And then… it just became work. And not, like, HEY-YO let’s get work done WEEEEEE, but instead the oh-crap-do-I-really-have-to-respond-to-this-jerk-at-10:30pm work.
I love being social. I am a social animal by nature and I never knew a stranger. But even for the most social among us, other peoples’ fleeting thoughts, opinions and articles became exhausting to watch, and after a while I just didn’t care. I felt like what I was putting out there was stupid and soulless and I started doubting my ability to really connect with people. Apathy is my most dangerous state. I know that when I stop caring, it’s time to move on. When I resigned, I stayed with The Salvation Army in a contract role but I still sub-contracted out doing the social media. I was working about 17 hours per week, far less than what my mind and body need to remain stimulated, and I couldn’t bring myself to stay connected in these worlds. I responded to people and posted things in real time as necessary, and that was the most you got out of me.
So when I finished my contract position on Friday, and finally turned in that second iPhone that I have been carrying around like a mental sack of potatoes on my exhausted back, I felt pure relief.
For the next few days I would be engrossed in another activity and feel a wave of anxiety come over me, and then let out a slow, deep sigh remembering that I do not have to be connected. I can remain engaged in the activity at hand, and nothing else. I can choose to ignore my personal phone too, and shut that sucker off whenever I want. I am not tethered by an electronic device that I’m sure is growing some sort of chatty tumor in my body. I am shutting off, exploring non-digital diversions, and being around good people.
I now have an opportunity to work for a company (starting Monday!) that deals with real people in the flesh all day long. I can still connect with them virtually, but then follow that up with what I really, really want: face to face interaction, learning others’ passions and talents, and figuring out how I can help you get to the job or career you want. For what I need right now, this is perfect.
I already feel myself being pulled back to the social sphere because my soul feels untethered again. And while I will say that this year wasn’t the greatest on a few fronts, it was absolutely vital to my personal and career journey, and I am full with gratitude as a result.

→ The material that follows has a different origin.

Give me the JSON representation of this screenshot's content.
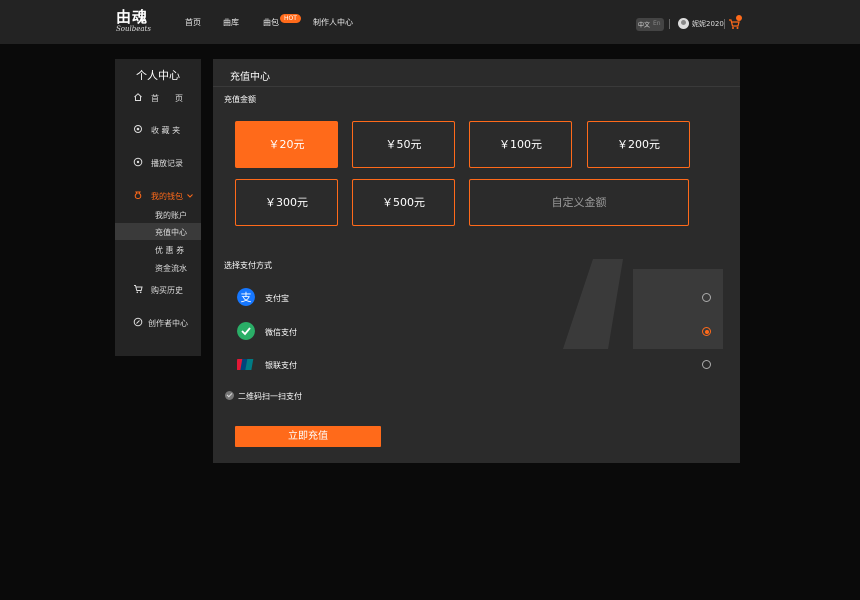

So, hey 2014. I might tweet about you. I might not. But I’d love to have a beer with you face to face.